GIVEN DATA:

════════

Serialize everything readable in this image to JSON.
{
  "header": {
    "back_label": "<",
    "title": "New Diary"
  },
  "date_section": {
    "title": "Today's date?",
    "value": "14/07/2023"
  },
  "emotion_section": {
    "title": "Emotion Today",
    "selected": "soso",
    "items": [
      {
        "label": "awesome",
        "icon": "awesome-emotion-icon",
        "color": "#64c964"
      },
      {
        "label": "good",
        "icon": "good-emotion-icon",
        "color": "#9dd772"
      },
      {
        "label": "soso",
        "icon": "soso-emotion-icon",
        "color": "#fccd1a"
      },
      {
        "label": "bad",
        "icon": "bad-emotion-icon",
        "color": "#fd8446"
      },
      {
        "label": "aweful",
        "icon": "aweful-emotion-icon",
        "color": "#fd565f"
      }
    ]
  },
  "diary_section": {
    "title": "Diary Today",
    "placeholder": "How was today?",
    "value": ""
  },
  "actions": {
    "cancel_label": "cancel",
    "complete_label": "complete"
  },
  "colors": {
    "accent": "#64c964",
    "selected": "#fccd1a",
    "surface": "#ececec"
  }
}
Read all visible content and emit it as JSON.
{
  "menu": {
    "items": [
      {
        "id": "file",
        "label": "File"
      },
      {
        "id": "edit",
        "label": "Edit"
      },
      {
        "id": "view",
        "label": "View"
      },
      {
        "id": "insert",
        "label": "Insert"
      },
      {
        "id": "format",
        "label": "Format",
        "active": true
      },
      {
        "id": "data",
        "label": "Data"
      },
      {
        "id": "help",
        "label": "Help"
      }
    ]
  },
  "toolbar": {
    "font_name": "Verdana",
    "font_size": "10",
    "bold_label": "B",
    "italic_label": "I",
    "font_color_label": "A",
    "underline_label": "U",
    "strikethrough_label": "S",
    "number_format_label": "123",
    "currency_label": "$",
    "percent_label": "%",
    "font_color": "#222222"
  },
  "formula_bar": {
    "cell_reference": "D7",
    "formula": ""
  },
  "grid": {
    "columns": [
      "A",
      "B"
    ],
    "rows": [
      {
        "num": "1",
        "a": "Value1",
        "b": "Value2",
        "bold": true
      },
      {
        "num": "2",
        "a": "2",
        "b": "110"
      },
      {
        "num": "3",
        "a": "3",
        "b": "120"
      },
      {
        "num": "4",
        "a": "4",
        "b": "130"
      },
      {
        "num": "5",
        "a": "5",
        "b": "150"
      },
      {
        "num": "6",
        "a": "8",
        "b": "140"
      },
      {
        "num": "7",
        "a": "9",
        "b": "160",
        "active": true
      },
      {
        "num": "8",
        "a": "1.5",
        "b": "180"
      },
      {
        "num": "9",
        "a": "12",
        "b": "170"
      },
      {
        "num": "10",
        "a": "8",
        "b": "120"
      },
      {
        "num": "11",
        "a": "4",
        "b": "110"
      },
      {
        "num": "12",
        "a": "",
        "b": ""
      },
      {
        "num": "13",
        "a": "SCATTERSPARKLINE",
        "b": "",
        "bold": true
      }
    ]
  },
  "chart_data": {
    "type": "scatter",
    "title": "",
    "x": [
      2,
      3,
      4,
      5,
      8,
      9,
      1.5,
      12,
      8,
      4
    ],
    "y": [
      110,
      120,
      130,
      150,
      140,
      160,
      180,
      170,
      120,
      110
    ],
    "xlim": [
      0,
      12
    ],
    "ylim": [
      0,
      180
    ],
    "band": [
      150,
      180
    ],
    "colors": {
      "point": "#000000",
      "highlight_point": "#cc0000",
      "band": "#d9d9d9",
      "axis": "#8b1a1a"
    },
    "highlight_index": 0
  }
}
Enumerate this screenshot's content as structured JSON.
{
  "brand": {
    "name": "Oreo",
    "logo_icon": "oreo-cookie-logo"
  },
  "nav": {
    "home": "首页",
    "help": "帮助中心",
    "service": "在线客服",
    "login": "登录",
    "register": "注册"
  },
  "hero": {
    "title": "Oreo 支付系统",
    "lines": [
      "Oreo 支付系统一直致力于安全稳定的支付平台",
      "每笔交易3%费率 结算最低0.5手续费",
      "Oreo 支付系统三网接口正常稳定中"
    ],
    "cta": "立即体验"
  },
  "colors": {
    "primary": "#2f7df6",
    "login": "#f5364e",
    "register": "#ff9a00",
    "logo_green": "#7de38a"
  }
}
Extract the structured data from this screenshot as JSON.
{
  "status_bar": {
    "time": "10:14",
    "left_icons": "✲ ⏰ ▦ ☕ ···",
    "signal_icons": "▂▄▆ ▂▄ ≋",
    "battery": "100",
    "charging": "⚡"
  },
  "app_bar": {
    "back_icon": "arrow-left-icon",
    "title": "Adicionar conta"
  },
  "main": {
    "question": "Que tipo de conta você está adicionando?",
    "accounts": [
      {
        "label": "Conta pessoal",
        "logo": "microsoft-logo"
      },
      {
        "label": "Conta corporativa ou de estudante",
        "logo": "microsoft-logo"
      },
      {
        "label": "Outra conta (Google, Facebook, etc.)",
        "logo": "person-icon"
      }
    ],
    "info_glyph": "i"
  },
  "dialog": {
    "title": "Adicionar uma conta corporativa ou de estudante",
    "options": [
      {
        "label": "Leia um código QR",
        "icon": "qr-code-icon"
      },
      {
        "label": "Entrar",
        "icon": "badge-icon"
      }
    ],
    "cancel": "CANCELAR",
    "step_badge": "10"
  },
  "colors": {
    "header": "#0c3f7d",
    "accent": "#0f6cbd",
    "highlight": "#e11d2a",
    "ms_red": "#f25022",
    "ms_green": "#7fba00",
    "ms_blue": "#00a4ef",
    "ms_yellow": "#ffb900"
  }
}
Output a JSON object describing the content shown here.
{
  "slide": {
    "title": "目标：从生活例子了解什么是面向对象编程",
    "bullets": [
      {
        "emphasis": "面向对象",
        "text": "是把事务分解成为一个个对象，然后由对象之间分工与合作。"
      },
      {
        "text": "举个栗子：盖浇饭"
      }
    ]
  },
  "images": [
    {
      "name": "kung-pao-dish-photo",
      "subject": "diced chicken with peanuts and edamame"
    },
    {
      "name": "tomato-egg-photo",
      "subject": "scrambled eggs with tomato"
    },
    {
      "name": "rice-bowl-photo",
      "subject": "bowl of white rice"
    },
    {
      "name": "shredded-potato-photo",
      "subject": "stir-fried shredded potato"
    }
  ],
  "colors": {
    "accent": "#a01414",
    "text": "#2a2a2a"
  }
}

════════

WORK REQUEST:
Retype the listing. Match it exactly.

ANSWER FOR THIS EXERCISE:
Serialize everything readable in this image to JSON.
{
  "header": {
    "back_label": "<",
    "title": "New Diary"
  },
  "date_section": {
    "title": "Today's date?",
    "value": "14/07/2023"
  },
  "emotion_section": {
    "title": "Emotion Today",
    "selected": "soso",
    "items": [
      {
        "label": "awesome",
        "icon": "awesome-emotion-icon",
        "color": "#64c964"
      },
      {
        "label": "good",
        "icon": "good-emotion-icon",
        "color": "#9dd772"
      },
      {
        "label": "soso",
        "icon": "soso-emotion-icon",
        "color": "#fccd1a"
      },
      {
        "label": "bad",
        "icon": "bad-emotion-icon",
        "color": "#fd8446"
      },
      {
        "label": "aweful",
        "icon": "aweful-emotion-icon",
        "color": "#fd565f"
      }
    ]
  },
  "diary_section": {
    "title": "Diary Today",
    "placeholder": "How was today?",
    "value": ""
  },
  "actions": {
    "cancel_label": "cancel",
    "complete_label": "complete"
  },
  "colors": {
    "accent": "#64c964",
    "selected": "#fccd1a",
    "surface": "#ececec"
  }
}
Read all visible content and emit it as JSON.
{
  "menu": {
    "items": [
      {
        "id": "file",
        "label": "File"
      },
      {
        "id": "edit",
        "label": "Edit"
      },
      {
        "id": "view",
        "label": "View"
      },
      {
        "id": "insert",
        "label": "Insert"
      },
      {
        "id": "format",
        "label": "Format",
        "active": true
      },
      {
        "id": "data",
        "label": "Data"
      },
      {
        "id": "help",
        "label": "Help"
      }
    ]
  },
  "toolbar": {
    "font_name": "Verdana",
    "font_size": "10",
    "bold_label": "B",
    "italic_label": "I",
    "font_color_label": "A",
    "underline_label": "U",
    "strikethrough_label": "S",
    "number_format_label": "123",
    "currency_label": "$",
    "percent_label": "%",
    "font_color": "#222222"
  },
  "formula_bar": {
    "cell_reference": "D7",
    "formula": ""
  },
  "grid": {
    "columns": [
      "A",
      "B"
    ],
    "rows": [
      {
        "num": "1",
        "a": "Value1",
        "b": "Value2",
        "bold": true
      },
      {
        "num": "2",
        "a": "2",
        "b": "110"
      },
      {
        "num": "3",
        "a": "3",
        "b": "120"
      },
      {
        "num": "4",
        "a": "4",
        "b": "130"
      },
      {
        "num": "5",
        "a": "5",
        "b": "150"
      },
      {
        "num": "6",
        "a": "8",
        "b": "140"
      },
      {
        "num": "7",
        "a": "9",
        "b": "160",
        "active": true
      },
      {
        "num": "8",
        "a": "1.5",
        "b": "180"
      },
      {
        "num": "9",
        "a": "12",
        "b": "170"
      },
      {
        "num": "10",
        "a": "8",
        "b": "120"
      },
      {
        "num": "11",
        "a": "4",
        "b": "110"
      },
      {
        "num": "12",
        "a": "",
        "b": ""
      },
      {
        "num": "13",
        "a": "SCATTERSPARKLINE",
        "b": "",
        "bold": true
      }
    ]
  },
  "chart_data": {
    "type": "scatter",
    "title": "",
    "x": [
      2,
      3,
      4,
      5,
      8,
      9,
      1.5,
      12,
      8,
      4
    ],
    "y": [
      110,
      120,
      130,
      150,
      140,
      160,
      180,
      170,
      120,
      110
    ],
    "xlim": [
      0,
      12
    ],
    "ylim": [
      0,
      180
    ],
    "band": [
      150,
      180
    ],
    "colors": {
      "point": "#000000",
      "highlight_point": "#cc0000",
      "band": "#d9d9d9",
      "axis": "#8b1a1a"
    },
    "highlight_index": 0
  }
}
Enumerate this screenshot's content as structured JSON.
{
  "brand": {
    "name": "Oreo",
    "logo_icon": "oreo-cookie-logo"
  },
  "nav": {
    "home": "首页",
    "help": "帮助中心",
    "service": "在线客服",
    "login": "登录",
    "register": "注册"
  },
  "hero": {
    "title": "Oreo 支付系统",
    "lines": [
      "Oreo 支付系统一直致力于安全稳定的支付平台",
      "每笔交易3%费率 结算最低0.5手续费",
      "Oreo 支付系统三网接口正常稳定中"
    ],
    "cta": "立即体验"
  },
  "colors": {
    "primary": "#2f7df6",
    "login": "#f5364e",
    "register": "#ff9a00",
    "logo_green": "#7de38a"
  }
}
Extract the structured data from this screenshot as JSON.
{
  "status_bar": {
    "time": "10:14",
    "left_icons": "✲ ⏰ ▦ ☕ ···",
    "signal_icons": "▂▄▆ ▂▄ ≋",
    "battery": "100",
    "charging": "⚡"
  },
  "app_bar": {
    "back_icon": "arrow-left-icon",
    "title": "Adicionar conta"
  },
  "main": {
    "question": "Que tipo de conta você está adicionando?",
    "accounts": [
      {
        "label": "Conta pessoal",
        "logo": "microsoft-logo"
      },
      {
        "label": "Conta corporativa ou de estudante",
        "logo": "microsoft-logo"
      },
      {
        "label": "Outra conta (Google, Facebook, etc.)",
        "logo": "person-icon"
      }
    ],
    "info_glyph": "i"
  },
  "dialog": {
    "title": "Adicionar uma conta corporativa ou de estudante",
    "options": [
      {
        "label": "Leia um código QR",
        "icon": "qr-code-icon"
      },
      {
        "label": "Entrar",
        "icon": "badge-icon"
      }
    ],
    "cancel": "CANCELAR",
    "step_badge": "10"
  },
  "colors": {
    "header": "#0c3f7d",
    "accent": "#0f6cbd",
    "highlight": "#e11d2a",
    "ms_red": "#f25022",
    "ms_green": "#7fba00",
    "ms_blue": "#00a4ef",
    "ms_yellow": "#ffb900"
  }
}
Output a JSON object describing the content shown here.
{
  "slide": {
    "title": "目标：从生活例子了解什么是面向对象编程",
    "bullets": [
      {
        "emphasis": "面向对象",
        "text": "是把事务分解成为一个个对象，然后由对象之间分工与合作。"
      },
      {
        "text": "举个栗子：盖浇饭"
      }
    ]
  },
  "images": [
    {
      "name": "kung-pao-dish-photo",
      "subject": "diced chicken with peanuts and edamame"
    },
    {
      "name": "tomato-egg-photo",
      "subject": "scrambled eggs with tomato"
    },
    {
      "name": "rice-bowl-photo",
      "subject": "bowl of white rice"
    },
    {
      "name": "shredded-potato-photo",
      "subject": "stir-fried shredded potato"
    }
  ],
  "colors": {
    "accent": "#a01414",
    "text": "#2a2a2a"
  }
}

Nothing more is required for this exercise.